Rescue and cleanup workers, who put their lives on the line in our nation’s darkest hour, weren’t given information about environmental risks and are now paying the price with financial hardship, illness, and even death.
Hundreds of thousands of people living on the Gulf Coast survived a horrific natural disaster and a failed government response, only to be placed in trailers that FEMA knew were at risk for dangerous levels of formaldehyde.
We are witnessing the cumulative impact of the Bush ideology: what columnist Paul Krugman called a “hostility to the very idea of using government to serve the public good.”
Last month, the House Judiciary Subcommittee on the Constitution, Civil rights, and Civil Liberties, chaired by Representative Jerrold Nadler, held a hearing entitled “the U.S. Environmental Protection Agency’s Response to Air Quality Issues Arising from the Terrorist Attacks of September 11, 2001: Were There Substantive Due Process Violations?”
It was revealed that scientists had informed the EPA of harmful air quality and dust at the disaster site that contained “dangerous levels of asbestos and other carcinogens.” A September 14 draft of an EPA press release sited elevated asbestos levels and, as Nadler wrote in a New York Times op-ed, “expressed concern for workers at the cleanup site and for employees who would be returning to their offices ‘on or near Water Street’ on September 17.” The White House deleted the warning and instead went with, “Our tests show that it is safe for New Yorkers to go back to work in New York’s financial district.”

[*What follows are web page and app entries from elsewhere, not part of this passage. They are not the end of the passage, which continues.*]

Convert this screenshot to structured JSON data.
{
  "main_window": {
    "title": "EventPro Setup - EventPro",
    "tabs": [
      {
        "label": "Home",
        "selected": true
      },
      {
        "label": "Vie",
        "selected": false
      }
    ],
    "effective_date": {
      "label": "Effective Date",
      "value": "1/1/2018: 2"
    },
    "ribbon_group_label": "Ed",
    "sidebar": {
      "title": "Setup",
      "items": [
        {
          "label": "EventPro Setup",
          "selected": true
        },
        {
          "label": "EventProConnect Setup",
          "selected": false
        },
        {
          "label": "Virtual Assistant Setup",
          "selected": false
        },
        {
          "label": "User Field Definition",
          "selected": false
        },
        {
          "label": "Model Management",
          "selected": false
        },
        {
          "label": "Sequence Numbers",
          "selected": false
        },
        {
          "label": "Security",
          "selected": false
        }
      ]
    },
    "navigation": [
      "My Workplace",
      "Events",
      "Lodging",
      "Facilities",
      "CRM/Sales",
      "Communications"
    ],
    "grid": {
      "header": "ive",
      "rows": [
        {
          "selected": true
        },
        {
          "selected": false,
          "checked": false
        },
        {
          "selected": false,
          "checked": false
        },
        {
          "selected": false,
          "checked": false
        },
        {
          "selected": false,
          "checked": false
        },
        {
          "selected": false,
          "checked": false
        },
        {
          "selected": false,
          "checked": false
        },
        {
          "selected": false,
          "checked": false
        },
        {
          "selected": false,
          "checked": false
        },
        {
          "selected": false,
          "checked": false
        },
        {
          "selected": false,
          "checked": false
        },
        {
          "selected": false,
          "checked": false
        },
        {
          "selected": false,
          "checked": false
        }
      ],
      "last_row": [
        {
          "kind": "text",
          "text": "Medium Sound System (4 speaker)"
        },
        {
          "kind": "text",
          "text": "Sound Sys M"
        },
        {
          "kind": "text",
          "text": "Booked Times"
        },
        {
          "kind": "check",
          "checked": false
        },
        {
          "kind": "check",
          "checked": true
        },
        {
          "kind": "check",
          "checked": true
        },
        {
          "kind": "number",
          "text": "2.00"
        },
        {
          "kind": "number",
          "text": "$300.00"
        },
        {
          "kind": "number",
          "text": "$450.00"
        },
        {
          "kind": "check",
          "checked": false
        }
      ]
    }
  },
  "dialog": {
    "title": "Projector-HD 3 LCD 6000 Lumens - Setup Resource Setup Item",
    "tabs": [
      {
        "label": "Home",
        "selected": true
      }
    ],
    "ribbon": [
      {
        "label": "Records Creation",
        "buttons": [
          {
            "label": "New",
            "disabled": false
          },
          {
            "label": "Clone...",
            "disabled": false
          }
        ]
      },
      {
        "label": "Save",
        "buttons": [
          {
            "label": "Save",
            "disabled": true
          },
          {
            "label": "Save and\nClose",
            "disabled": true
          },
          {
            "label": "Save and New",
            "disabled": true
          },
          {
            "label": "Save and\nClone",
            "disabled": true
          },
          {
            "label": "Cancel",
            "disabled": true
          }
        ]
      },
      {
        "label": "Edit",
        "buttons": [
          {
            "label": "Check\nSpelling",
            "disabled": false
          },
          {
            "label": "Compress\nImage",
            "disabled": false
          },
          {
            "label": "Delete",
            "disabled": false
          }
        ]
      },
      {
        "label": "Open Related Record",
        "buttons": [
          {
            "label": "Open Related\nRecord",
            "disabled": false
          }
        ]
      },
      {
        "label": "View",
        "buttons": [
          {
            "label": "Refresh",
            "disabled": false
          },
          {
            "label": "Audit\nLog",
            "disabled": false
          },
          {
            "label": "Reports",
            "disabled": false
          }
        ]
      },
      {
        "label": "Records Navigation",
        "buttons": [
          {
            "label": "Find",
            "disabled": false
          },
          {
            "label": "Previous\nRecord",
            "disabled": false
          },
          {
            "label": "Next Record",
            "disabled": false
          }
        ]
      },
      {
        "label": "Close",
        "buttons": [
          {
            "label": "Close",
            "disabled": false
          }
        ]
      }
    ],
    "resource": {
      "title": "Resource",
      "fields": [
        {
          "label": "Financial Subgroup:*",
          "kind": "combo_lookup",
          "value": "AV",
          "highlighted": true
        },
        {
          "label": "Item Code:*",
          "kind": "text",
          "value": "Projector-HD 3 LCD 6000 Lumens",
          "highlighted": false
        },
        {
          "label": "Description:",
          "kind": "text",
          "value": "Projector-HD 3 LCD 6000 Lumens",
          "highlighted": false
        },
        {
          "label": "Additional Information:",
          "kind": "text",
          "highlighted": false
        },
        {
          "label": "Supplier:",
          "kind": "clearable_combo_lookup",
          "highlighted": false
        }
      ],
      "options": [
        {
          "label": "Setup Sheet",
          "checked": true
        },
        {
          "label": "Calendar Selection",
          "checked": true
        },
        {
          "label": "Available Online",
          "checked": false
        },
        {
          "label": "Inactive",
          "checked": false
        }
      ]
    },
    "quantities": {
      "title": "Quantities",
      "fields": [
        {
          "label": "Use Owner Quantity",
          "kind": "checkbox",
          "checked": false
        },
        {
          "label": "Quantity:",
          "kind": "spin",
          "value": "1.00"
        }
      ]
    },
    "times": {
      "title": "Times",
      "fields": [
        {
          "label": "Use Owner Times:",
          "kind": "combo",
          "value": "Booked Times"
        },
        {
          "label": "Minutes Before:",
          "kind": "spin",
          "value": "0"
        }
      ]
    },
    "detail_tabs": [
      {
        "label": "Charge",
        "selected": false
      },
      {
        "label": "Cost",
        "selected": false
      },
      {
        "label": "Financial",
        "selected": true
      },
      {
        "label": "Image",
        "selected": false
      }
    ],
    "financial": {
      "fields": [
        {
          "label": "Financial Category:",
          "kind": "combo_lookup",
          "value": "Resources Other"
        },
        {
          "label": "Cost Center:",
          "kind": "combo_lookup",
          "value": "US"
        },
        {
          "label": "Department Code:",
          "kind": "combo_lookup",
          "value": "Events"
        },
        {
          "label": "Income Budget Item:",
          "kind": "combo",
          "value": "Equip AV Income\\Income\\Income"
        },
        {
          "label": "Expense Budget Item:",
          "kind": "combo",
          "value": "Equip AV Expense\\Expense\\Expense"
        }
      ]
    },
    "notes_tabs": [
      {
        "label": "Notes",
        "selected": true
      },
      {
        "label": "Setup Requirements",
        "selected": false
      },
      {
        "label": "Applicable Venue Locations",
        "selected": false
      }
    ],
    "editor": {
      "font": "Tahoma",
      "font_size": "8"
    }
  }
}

Christine Todd Whitman, who was head of the Environmental Protection Agency at the time, testified that opening the stock market quickly was important: “We weren’t going to let the terrorists win.” As for revisions to public statements Whitman said it was critical at the time for the federal government to speak with “one voice.”
How about an honest voice? A Mount Sinai Hospital study that began last year showed that 70 percent of the first 9,000 workers examined reported some kind of respiratory problem after working on the debris pile. Retired Lieutenant Bill Gleason of the New York Fire Department said, “If [Whitman] had stood on the pile and told us how bad it was, she could have saved tens of thousands.”